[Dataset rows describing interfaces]
[Start of section]

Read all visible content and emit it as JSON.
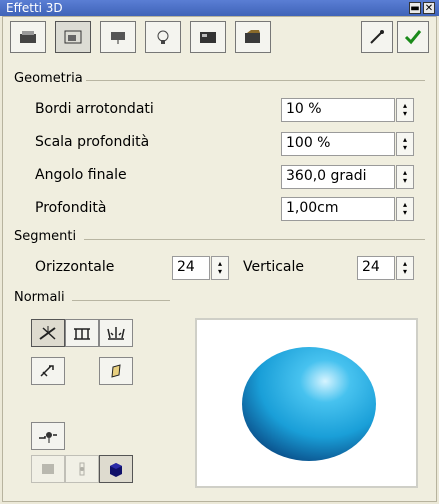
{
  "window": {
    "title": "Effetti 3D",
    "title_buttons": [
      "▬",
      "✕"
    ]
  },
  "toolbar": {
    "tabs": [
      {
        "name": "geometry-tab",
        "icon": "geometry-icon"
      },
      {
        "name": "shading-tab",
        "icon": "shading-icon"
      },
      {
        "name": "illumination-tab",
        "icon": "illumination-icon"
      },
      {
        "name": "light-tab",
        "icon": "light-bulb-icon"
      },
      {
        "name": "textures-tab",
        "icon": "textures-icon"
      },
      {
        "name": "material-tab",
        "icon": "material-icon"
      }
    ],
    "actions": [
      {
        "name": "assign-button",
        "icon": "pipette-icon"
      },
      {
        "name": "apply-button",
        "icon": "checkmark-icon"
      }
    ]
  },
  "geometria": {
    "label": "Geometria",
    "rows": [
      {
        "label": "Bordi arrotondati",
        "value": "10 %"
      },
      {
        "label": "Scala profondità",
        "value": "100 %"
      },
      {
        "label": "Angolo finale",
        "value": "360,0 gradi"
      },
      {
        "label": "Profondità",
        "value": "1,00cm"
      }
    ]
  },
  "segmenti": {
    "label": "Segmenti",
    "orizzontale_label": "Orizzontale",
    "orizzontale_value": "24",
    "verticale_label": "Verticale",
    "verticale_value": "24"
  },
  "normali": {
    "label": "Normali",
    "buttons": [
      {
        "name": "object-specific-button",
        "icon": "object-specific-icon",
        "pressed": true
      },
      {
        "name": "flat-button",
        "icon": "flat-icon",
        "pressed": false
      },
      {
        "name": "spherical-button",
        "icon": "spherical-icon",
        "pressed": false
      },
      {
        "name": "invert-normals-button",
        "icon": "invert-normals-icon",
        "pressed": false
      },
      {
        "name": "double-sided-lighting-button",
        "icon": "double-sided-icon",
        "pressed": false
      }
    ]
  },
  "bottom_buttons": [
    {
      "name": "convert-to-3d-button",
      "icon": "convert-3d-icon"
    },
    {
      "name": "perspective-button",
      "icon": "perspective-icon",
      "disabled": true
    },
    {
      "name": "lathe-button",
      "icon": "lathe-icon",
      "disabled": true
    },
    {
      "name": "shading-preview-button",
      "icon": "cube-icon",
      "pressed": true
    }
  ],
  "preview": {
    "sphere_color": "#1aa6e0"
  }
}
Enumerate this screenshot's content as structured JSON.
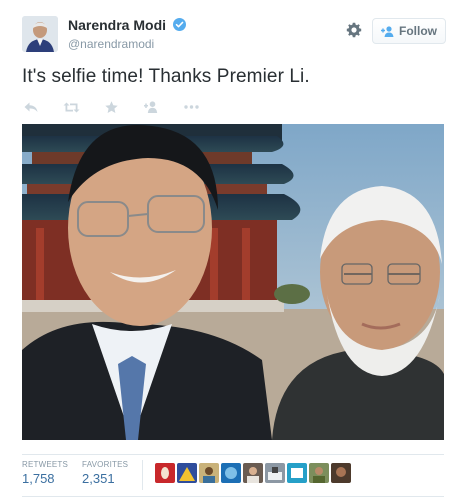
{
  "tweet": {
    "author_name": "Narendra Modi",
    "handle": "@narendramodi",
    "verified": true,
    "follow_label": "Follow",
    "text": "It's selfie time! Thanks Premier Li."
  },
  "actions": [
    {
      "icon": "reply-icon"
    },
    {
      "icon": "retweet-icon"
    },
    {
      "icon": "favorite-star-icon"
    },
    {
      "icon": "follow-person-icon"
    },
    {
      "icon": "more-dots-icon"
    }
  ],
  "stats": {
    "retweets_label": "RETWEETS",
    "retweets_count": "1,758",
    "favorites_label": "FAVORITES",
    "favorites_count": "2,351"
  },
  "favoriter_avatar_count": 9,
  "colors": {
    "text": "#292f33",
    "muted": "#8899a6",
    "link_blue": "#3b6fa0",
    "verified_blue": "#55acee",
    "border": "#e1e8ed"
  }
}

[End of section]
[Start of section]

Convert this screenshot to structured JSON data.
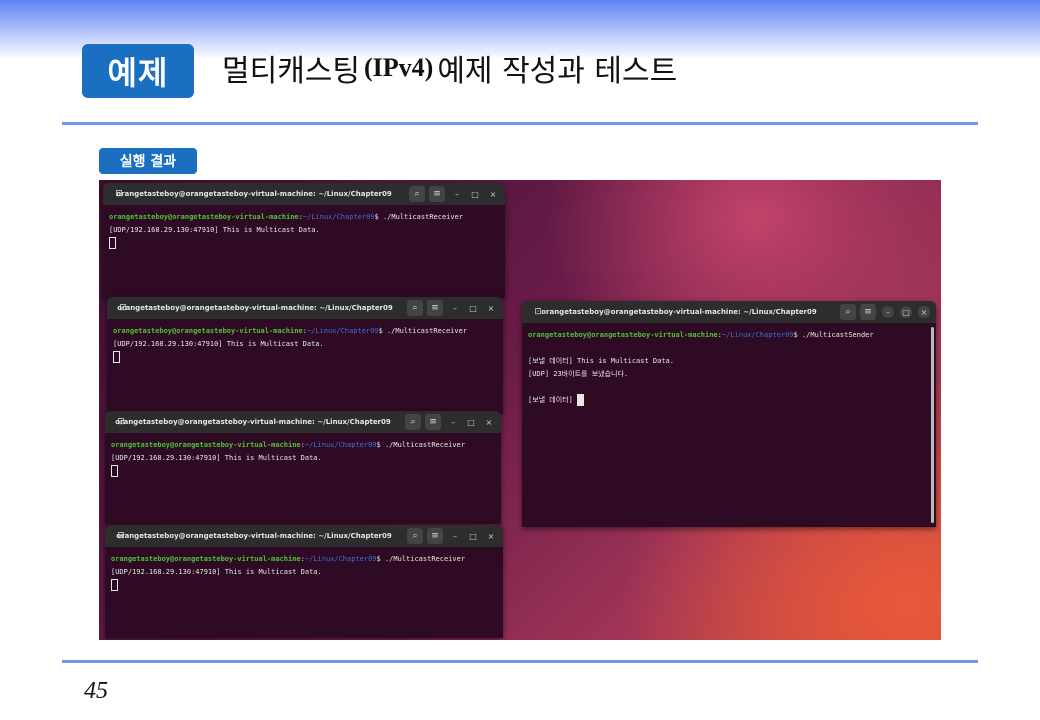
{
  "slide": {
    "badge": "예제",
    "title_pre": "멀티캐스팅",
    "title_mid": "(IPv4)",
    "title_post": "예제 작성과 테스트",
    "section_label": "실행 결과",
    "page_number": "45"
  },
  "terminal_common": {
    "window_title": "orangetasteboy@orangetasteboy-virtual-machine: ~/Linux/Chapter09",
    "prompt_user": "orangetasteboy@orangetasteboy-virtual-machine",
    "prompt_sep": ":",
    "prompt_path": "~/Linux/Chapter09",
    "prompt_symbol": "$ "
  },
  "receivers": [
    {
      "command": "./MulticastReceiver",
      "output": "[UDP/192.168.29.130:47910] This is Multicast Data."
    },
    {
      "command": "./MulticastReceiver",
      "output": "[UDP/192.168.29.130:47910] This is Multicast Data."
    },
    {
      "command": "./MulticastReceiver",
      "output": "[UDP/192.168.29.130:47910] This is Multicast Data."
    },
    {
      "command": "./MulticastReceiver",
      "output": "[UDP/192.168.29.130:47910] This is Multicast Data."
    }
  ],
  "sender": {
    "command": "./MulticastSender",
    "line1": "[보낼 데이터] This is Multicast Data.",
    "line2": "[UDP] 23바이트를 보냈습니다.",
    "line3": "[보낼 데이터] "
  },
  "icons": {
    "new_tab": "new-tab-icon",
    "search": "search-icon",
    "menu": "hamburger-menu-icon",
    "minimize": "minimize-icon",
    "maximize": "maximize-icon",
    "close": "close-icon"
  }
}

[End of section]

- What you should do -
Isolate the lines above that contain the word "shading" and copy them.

- Result of this exercise -
        "name": "shading-tab",
        "icon": "shading-icon"
      "name": "shading-preview-button",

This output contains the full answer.